OutCast PR held an AfterHours party at Frisson, the restaurant co-owned by Facebook board member Peter Thiel. So cozy, since Facebook is OutCast's biggest new client! The place was overrun with hacks and flacks. No surprise, since OutCast wants to show off its chummy press relationships, and other flacks are drawn to journalists like moths to flames. And, of course, OutCast wanted to keep things well-staffed to watch over reporters chatting up executives from Facebook and Yahoo, another big OutCast client. No need, it turned out.
Why was the event heavy on the storytellers and light on subjects? "All these fucking PR people!" one friend. "It's like walking through a pig trough."
The biggest Yahoo personality was "peanut butter manifesto" author Brad Garlinghouse, who was spotted deep in a long conversation with AllThingsD's Kara Swisher in a corner by the bar.
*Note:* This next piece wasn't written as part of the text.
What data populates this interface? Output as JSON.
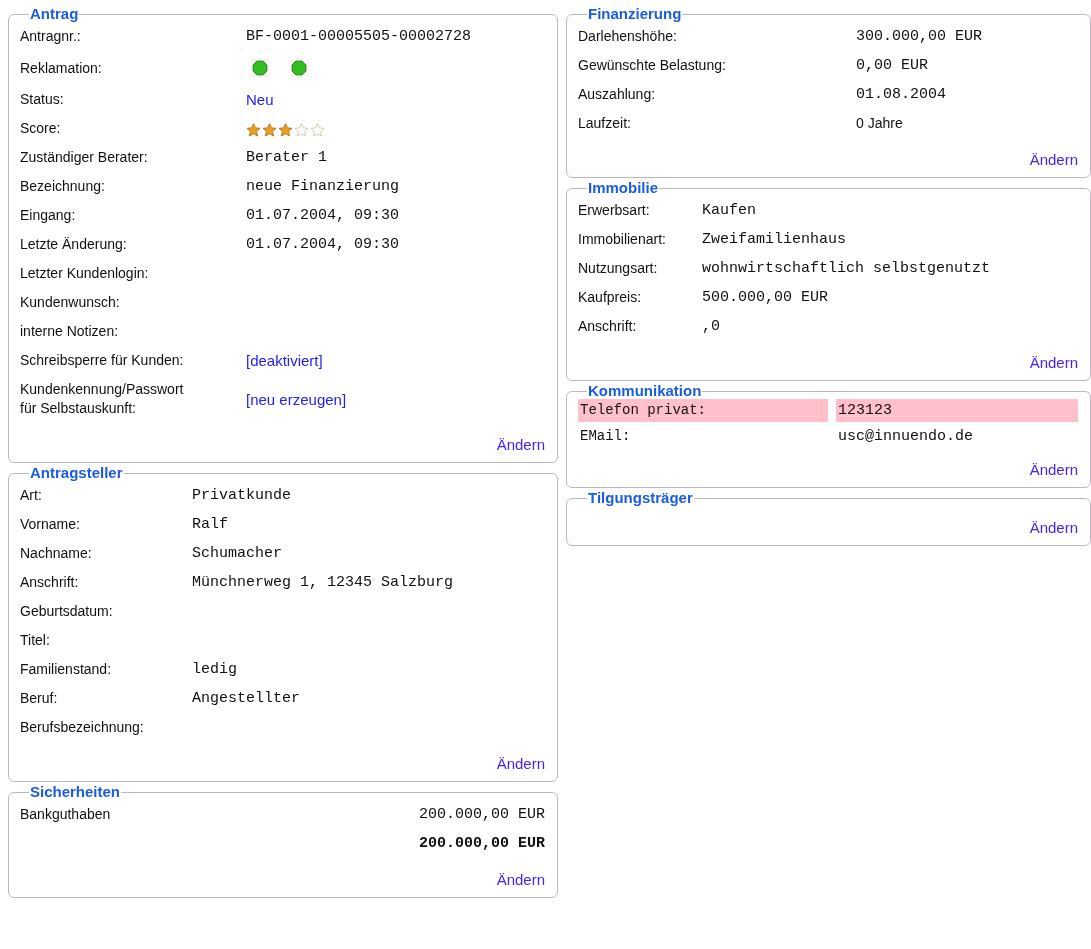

The biggest name on the Facebook side? Spokeswoman Brandee Barker, who was quite a fan of the photo booth (and, apparently, Swisher, whom she pried away from Garlinghouse for some close contact).
No surprise, really. Yahoo and Facebook executives were likely distracted by negotiations over taking a stake in Facebook. And really, OutCast couldn't have planned it better: The Valley's press corps was drinking and eating instead of staking out restaurants and hotels in Palo Alto. Brilliant!
Indeed, the number and cailber of the journalists who appeared says something about the spell they've cast over the tech media. Spotted in the crowd: author and BusinessWeek columnist Sarah Lacy, GigaOm's Om Malik, USA Today's Janet Kornblum, Michael Bazeley of the San Jose Mercury News, Jessica Guynn of the LA Times, Bloomberg's Ed Robinson and Wall Street Journal reporters Vauhini Vara and Don Clark. On the less-prestigious side, Red Herring editor Joel Dreyfuss was there, and upon meeting me, instantly began haranguing me for our coverage of his publication's death spiral. "Why didn't you cover Business 2.0?" he asked, alluding to that magazine's recent disintegration. Um, I thought we had?
Ubiquitous videoblogger Robert Scoble showed up. I asked after his newborn son and inquired about how online-video startup PodTech, his ostensible employer, was faring. "Much better than last month," he replied. "Wait, what happened last month?" I asked. "John got fired!" he shot back, shocked that I had forgotten such a momentous occasion. Wait, fired? Didn't John Furrier, PodTech's founder and former CEO, "step down"? You learn something new at every one of these parties.